Advancements in new dental technology offer better solutions for traditional oral health problems than ever before. The trend in dentistry is utilizing technology to make dentistry more comfortable, durable, efficient and natural-looking for the patient as possible. Patients and their dentists benefit from newer techniques that are less invasive and more dependable than the years of past. Procedures that formerly took multiple trips to the dentist or required multiple health care providers can often be performed in the comfort of one office by one qualified provider.

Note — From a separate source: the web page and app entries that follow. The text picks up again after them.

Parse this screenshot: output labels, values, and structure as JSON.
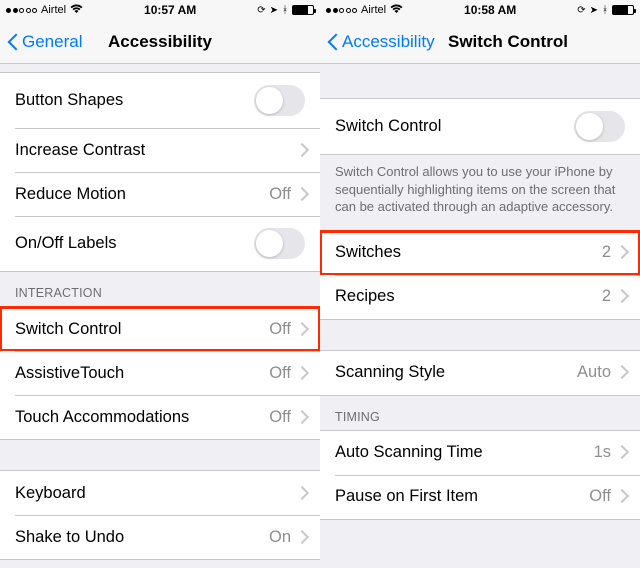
{
  "left": {
    "statusbar": {
      "carrier": "Airtel",
      "time": "10:57 AM"
    },
    "nav": {
      "back": "General",
      "title": "Accessibility"
    },
    "rows": {
      "button_shapes": "Button Shapes",
      "increase_contrast": "Increase Contrast",
      "reduce_motion": {
        "label": "Reduce Motion",
        "value": "Off"
      },
      "onoff_labels": "On/Off Labels",
      "interaction_header": "INTERACTION",
      "switch_control": {
        "label": "Switch Control",
        "value": "Off"
      },
      "assistive_touch": {
        "label": "AssistiveTouch",
        "value": "Off"
      },
      "touch_accommodations": {
        "label": "Touch Accommodations",
        "value": "Off"
      },
      "keyboard": "Keyboard",
      "shake_to_undo": {
        "label": "Shake to Undo",
        "value": "On"
      }
    }
  },
  "right": {
    "statusbar": {
      "carrier": "Airtel",
      "time": "10:58 AM"
    },
    "nav": {
      "back": "Accessibility",
      "title": "Switch Control"
    },
    "rows": {
      "switch_control": "Switch Control",
      "footer": "Switch Control allows you to use your iPhone by sequentially highlighting items on the screen that can be activated through an adaptive accessory.",
      "switches": {
        "label": "Switches",
        "value": "2"
      },
      "recipes": {
        "label": "Recipes",
        "value": "2"
      },
      "scanning_style": {
        "label": "Scanning Style",
        "value": "Auto"
      },
      "timing_header": "TIMING",
      "auto_scanning_time": {
        "label": "Auto Scanning Time",
        "value": "1s"
      },
      "pause_first_item": {
        "label": "Pause on First Item",
        "value": "Off"
      }
    }
  }
}
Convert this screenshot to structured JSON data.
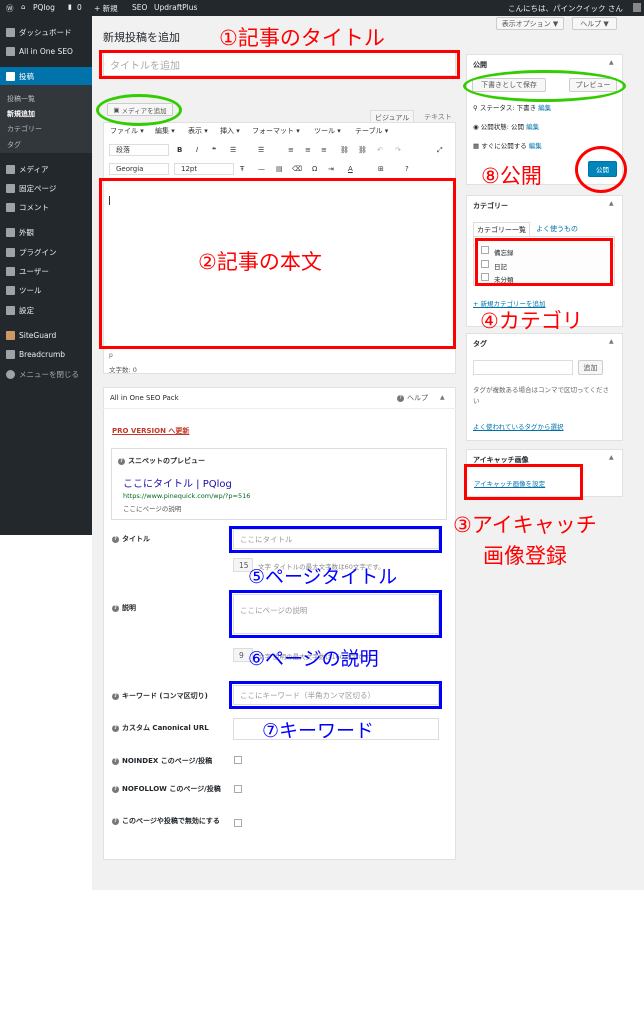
{
  "adminbar": {
    "site": "PQlog",
    "comments": "0",
    "new": "+ 新規",
    "seo": "SEO",
    "updraft": "UpdraftPlus",
    "greeting": "こんにちは、パインクイック さん"
  },
  "sidebar": {
    "dashboard": "ダッシュボード",
    "aioseo": "All in One SEO",
    "posts": "投稿",
    "post_list": "投稿一覧",
    "new_post": "新規追加",
    "categories": "カテゴリー",
    "tags": "タグ",
    "media": "メディア",
    "pages": "固定ページ",
    "comments": "コメント",
    "appearance": "外観",
    "plugins": "プラグイン",
    "users": "ユーザー",
    "tools": "ツール",
    "settings": "設定",
    "siteguard": "SiteGuard",
    "breadcrumb": "Breadcrumb",
    "collapse": "メニューを閉じる"
  },
  "screen": {
    "options": "表示オプション ▼",
    "help": "ヘルプ ▼"
  },
  "editor": {
    "heading": "新規投稿を追加",
    "title_placeholder": "タイトルを追加",
    "add_media": "メディアを追加",
    "tab_visual": "ビジュアル",
    "tab_text": "テキスト",
    "menu": [
      "ファイル ▾",
      "編集 ▾",
      "表示 ▾",
      "挿入 ▾",
      "フォーマット ▾",
      "ツール ▾",
      "テーブル ▾"
    ],
    "block_format": "段落",
    "font_family": "Georgia",
    "font_size": "12pt",
    "path": "p",
    "word_count": "文字数: 0"
  },
  "publish": {
    "title": "公開",
    "save_draft": "下書きとして保存",
    "preview": "プレビュー",
    "status": "ステータス: 下書き",
    "status_edit": "編集",
    "visibility": "公開状態: 公開",
    "visibility_edit": "編集",
    "schedule": "すぐに公開する",
    "schedule_edit": "編集",
    "button": "公開"
  },
  "categories_box": {
    "title": "カテゴリー",
    "tab_all": "カテゴリー一覧",
    "tab_popular": "よく使うもの",
    "items": [
      "備忘録",
      "日記",
      "未分類"
    ],
    "add_new": "+ 新規カテゴリーを追加"
  },
  "tags_box": {
    "title": "タグ",
    "add": "追加",
    "hint": "タグが複数ある場合はコンマで区切ってください",
    "popular": "よく使われているタグから選択"
  },
  "featured": {
    "title": "アイキャッチ画像",
    "set": "アイキャッチ画像を設定"
  },
  "aioseo": {
    "title": "All in One SEO Pack",
    "help": "ヘルプ",
    "pro": "PRO VERSION へ更新",
    "snippet_label": "スニペットのプレビュー",
    "snippet_title": "ここにタイトル | PQlog",
    "snippet_url": "https://www.pinequick.com/wp/?p=516",
    "snippet_desc": "ここにページの説明",
    "title_label": "タイトル",
    "title_placeholder": "ここにタイトル",
    "title_count": "15",
    "title_count_text": "文字 タイトルの最大文字数は60文字です。",
    "desc_label": "説明",
    "desc_placeholder": "ここにページの説明",
    "desc_count": "9",
    "desc_count_text": "文字 説明の最大文字数は160文字です。",
    "keywords_label": "キーワード (コンマ区切り)",
    "keywords_placeholder": "ここにキーワード（半角カンマ区切る）",
    "canonical_label": "カスタム Canonical URL",
    "noindex_label": "NOINDEX このページ/投稿",
    "nofollow_label": "NOFOLLOW このページ/投稿",
    "disable_label": "このページや投稿で無効にする"
  },
  "annotations": {
    "a1": "①記事のタイトル",
    "a2": "②記事の本文",
    "a3": "③アイキャッチ",
    "a3b": "画像登録",
    "a4": "④カテゴリ",
    "a5": "⑤ページタイトル",
    "a6": "⑥ページの説明",
    "a7": "⑦キーワード",
    "a8": "⑧公開"
  },
  "colors": {
    "annotation_red": "#ff0000",
    "annotation_blue": "#0000ff",
    "annotation_green": "#33cc00",
    "primary_button": "#0085ba",
    "admin_bar": "#23282d"
  }
}
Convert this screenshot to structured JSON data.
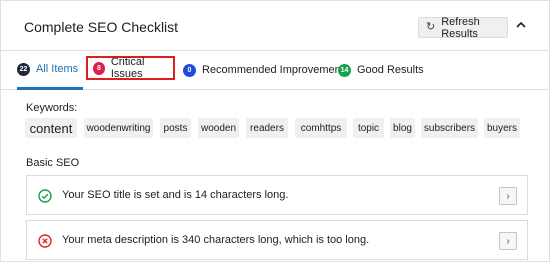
{
  "header": {
    "title": "Complete SEO Checklist",
    "refresh_label": "Refresh Results",
    "refresh_icon": "refresh-icon",
    "collapse_icon": "chevron-up-icon"
  },
  "tabs": [
    {
      "count": "22",
      "label": "All Items",
      "active": true,
      "badge_color": "#1e2a3a"
    },
    {
      "count": "8",
      "label": "Critical Issues",
      "badge_color": "#e11d48"
    },
    {
      "count": "0",
      "label": "Recommended Improvements",
      "badge_color": "#1d4ed8"
    },
    {
      "count": "14",
      "label": "Good Results",
      "badge_color": "#16a34a"
    }
  ],
  "keywords": {
    "label": "Keywords:",
    "items": [
      "content",
      "woodenwriting",
      "posts",
      "wooden",
      "readers",
      "comhttps",
      "topic",
      "blog",
      "subscribers",
      "buyers"
    ]
  },
  "basic_seo": {
    "label": "Basic SEO",
    "items": [
      {
        "status": "good",
        "icon": "check-circle-icon",
        "text": "Your SEO title is set and is 14 characters long.",
        "color": "#16a34a"
      },
      {
        "status": "error",
        "icon": "x-circle-icon",
        "text": "Your meta description is 340 characters long, which is too long.",
        "color": "#dc2626"
      }
    ]
  },
  "colors": {
    "accent": "#2271b1",
    "highlight_border": "#e11d1d"
  }
}
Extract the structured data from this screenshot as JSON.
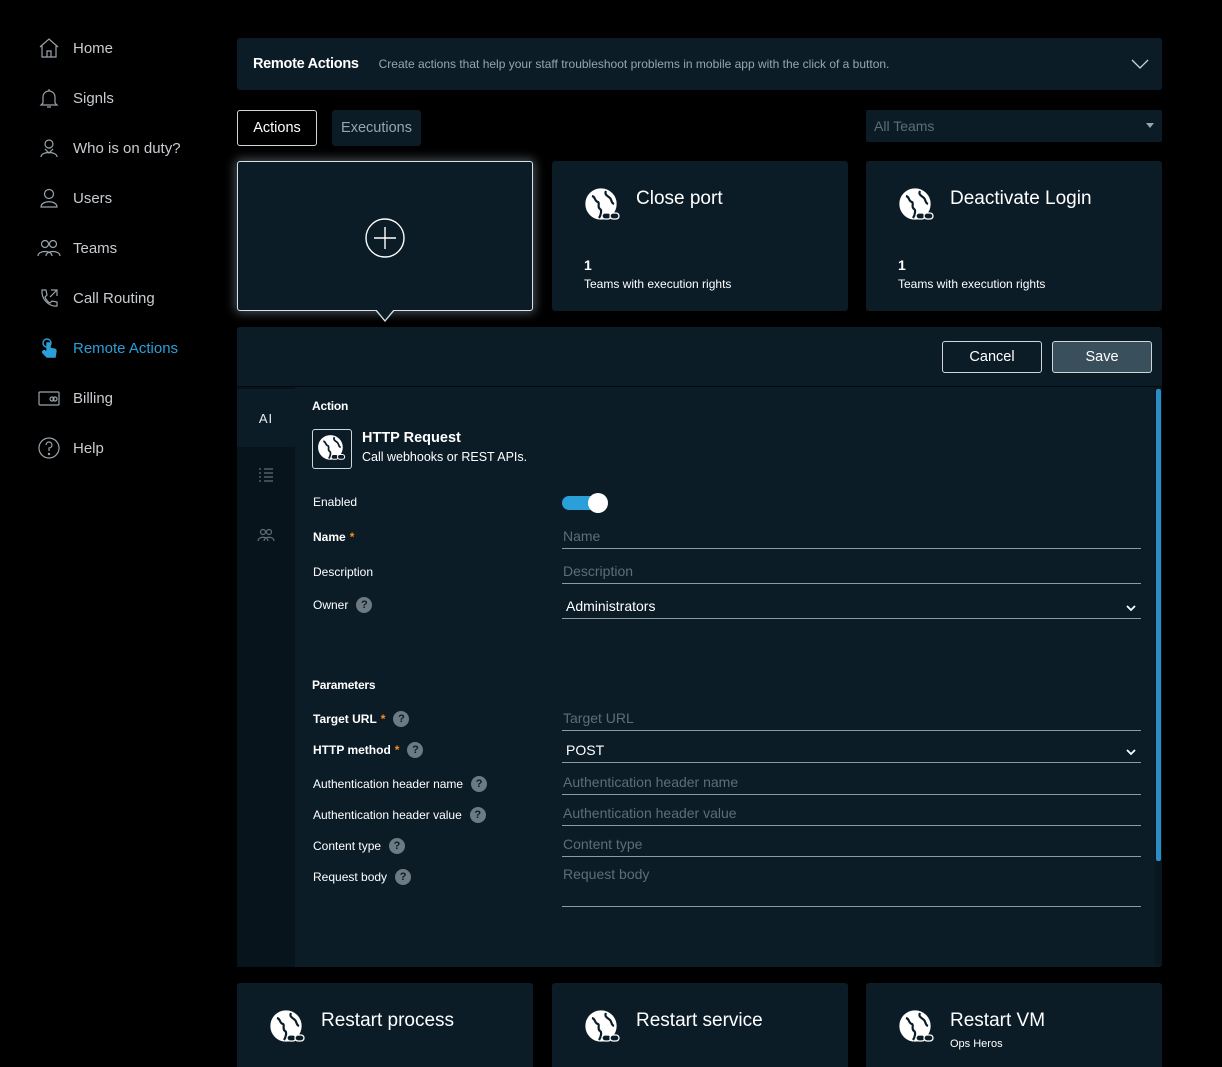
{
  "sidebar": {
    "items": [
      {
        "label": "Home",
        "icon": "home-icon"
      },
      {
        "label": "Signls",
        "icon": "bell-icon"
      },
      {
        "label": "Who is on duty?",
        "icon": "user-duty-icon"
      },
      {
        "label": "Users",
        "icon": "user-icon"
      },
      {
        "label": "Teams",
        "icon": "team-icon"
      },
      {
        "label": "Call Routing",
        "icon": "phone-icon"
      },
      {
        "label": "Remote Actions",
        "icon": "touch-icon",
        "active": true
      },
      {
        "label": "Billing",
        "icon": "billing-icon"
      },
      {
        "label": "Help",
        "icon": "help-icon"
      }
    ],
    "active_color": "#2a9fd8"
  },
  "header": {
    "title": "Remote Actions",
    "description": "Create actions that help your staff troubleshoot problems in mobile app with the click of a button."
  },
  "tabs": [
    {
      "label": "Actions",
      "selected": true
    },
    {
      "label": "Executions",
      "selected": false
    }
  ],
  "team_filter": {
    "placeholder": "All Teams"
  },
  "cards": [
    {
      "title": "Close port",
      "count": "1",
      "count_label": "Teams with execution rights"
    },
    {
      "title": "Deactivate Login",
      "count": "1",
      "count_label": "Teams with execution rights"
    }
  ],
  "bottom_cards": [
    {
      "title": "Restart process",
      "subtitle": ""
    },
    {
      "title": "Restart service",
      "subtitle": ""
    },
    {
      "title": "Restart VM",
      "subtitle": "Ops Heros"
    }
  ],
  "editor": {
    "cancel_label": "Cancel",
    "save_label": "Save",
    "side_tab_label": "AI",
    "action_section": "Action",
    "action_type": {
      "title": "HTTP Request",
      "description": "Call webhooks or REST APIs."
    },
    "enabled_label": "Enabled",
    "enabled": true,
    "fields": {
      "name": {
        "label": "Name",
        "placeholder": "Name",
        "required": true
      },
      "description": {
        "label": "Description",
        "placeholder": "Description"
      },
      "owner": {
        "label": "Owner",
        "value": "Administrators"
      }
    },
    "parameters_section": "Parameters",
    "parameters": {
      "target_url": {
        "label": "Target URL",
        "placeholder": "Target URL"
      },
      "http_method": {
        "label": "HTTP method",
        "value": "POST"
      },
      "auth_header_name": {
        "label": "Authentication header name",
        "placeholder": "Authentication header name"
      },
      "auth_header_value": {
        "label": "Authentication header value",
        "placeholder": "Authentication header value"
      },
      "content_type": {
        "label": "Content type",
        "placeholder": "Content type"
      },
      "request_body": {
        "label": "Request body",
        "placeholder": "Request body"
      }
    },
    "required_mark": "*",
    "help_mark": "?"
  },
  "colors": {
    "background": "#000000",
    "panel": "#0b1c27",
    "accent": "#2a9fd8",
    "required": "#ff8c1a"
  }
}
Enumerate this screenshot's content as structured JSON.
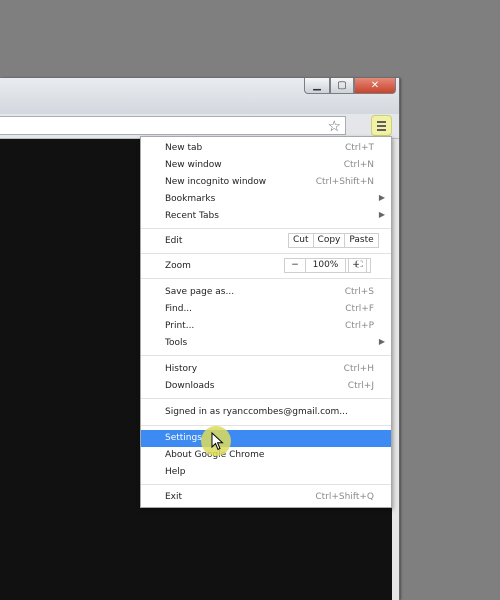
{
  "window": {
    "buttons": {
      "minimize": "▁",
      "maximize": "▢",
      "close": "✕"
    }
  },
  "toolbar": {
    "omnibox_value": "",
    "star_icon": "☆",
    "menu_icon": "hamburger-menu-icon",
    "menu_highlight_color": "#f2f2a4"
  },
  "menu": {
    "new_tab": {
      "label": "New tab",
      "shortcut": "Ctrl+T"
    },
    "new_window": {
      "label": "New window",
      "shortcut": "Ctrl+N"
    },
    "new_incognito": {
      "label": "New incognito window",
      "shortcut": "Ctrl+Shift+N"
    },
    "bookmarks": {
      "label": "Bookmarks",
      "arrow": "▶"
    },
    "recent_tabs": {
      "label": "Recent Tabs",
      "arrow": "▶"
    },
    "edit": {
      "label": "Edit",
      "cut": "Cut",
      "copy": "Copy",
      "paste": "Paste"
    },
    "zoom": {
      "label": "Zoom",
      "minus": "−",
      "value": "100%",
      "plus": "+",
      "fullscreen": "⛶"
    },
    "save_page": {
      "label": "Save page as...",
      "shortcut": "Ctrl+S"
    },
    "find": {
      "label": "Find...",
      "shortcut": "Ctrl+F"
    },
    "print": {
      "label": "Print...",
      "shortcut": "Ctrl+P"
    },
    "tools": {
      "label": "Tools",
      "arrow": "▶"
    },
    "history": {
      "label": "History",
      "shortcut": "Ctrl+H"
    },
    "downloads": {
      "label": "Downloads",
      "shortcut": "Ctrl+J"
    },
    "signed_in": {
      "label": "Signed in as ryanccombes@gmail.com..."
    },
    "settings": {
      "label": "Settings"
    },
    "about": {
      "label": "About Google Chrome"
    },
    "help": {
      "label": "Help"
    },
    "exit": {
      "label": "Exit",
      "shortcut": "Ctrl+Shift+Q"
    }
  },
  "colors": {
    "highlight": "#3c8af2",
    "desktop": "#7f7f7f",
    "page_content": "#111111"
  }
}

Our clinic utilizes advanced technology such as Planmeca Cone Beam Technology which is an efficient solution to diagnose dental issues that standard x-ray images are not able to capture. Planmeca Cone Beam CT scans produce a digital, three-dimensional view of areas located below the teeth and gums. This state-of-the-art machine enables our team to offer flawless accuracy when it comes to unexplained jaw pain, implant placement, fractured or abscessed teeth, and TMJ disorder. Moreover, it gives the dentist a more in-depth view of the mouth, enabling them to observe teeth roots, existing dental implants, and cavities.
We use high-end equipment at our dental practice to provide top of the line care for our patients.
We use our intraoral camera to get a closer look at your oral health while also helping to bring you into your own diagnosis and treatment plan. The images from the camera can be projected onto a screen for you to get a dentist's view of any signs or issues we see.
Research on the ProMax cone beam imaging systems and their Ultra-Low Dose protocol was conducted at the University of North Carolina School of Dentistry. The study looked at the radiation dose required for a range of field sizes and exposure parameters for both adult and pediatric patients. Researchers found an average reduction in radiation of 77 percent when compared to the systems standard imaging protocols, according to a press release. Additionally, the researchers found that while the radiation required to capture the images was reduced, there was no statistical reduction in image quality between the standard and Ultra-Low Dose protocols.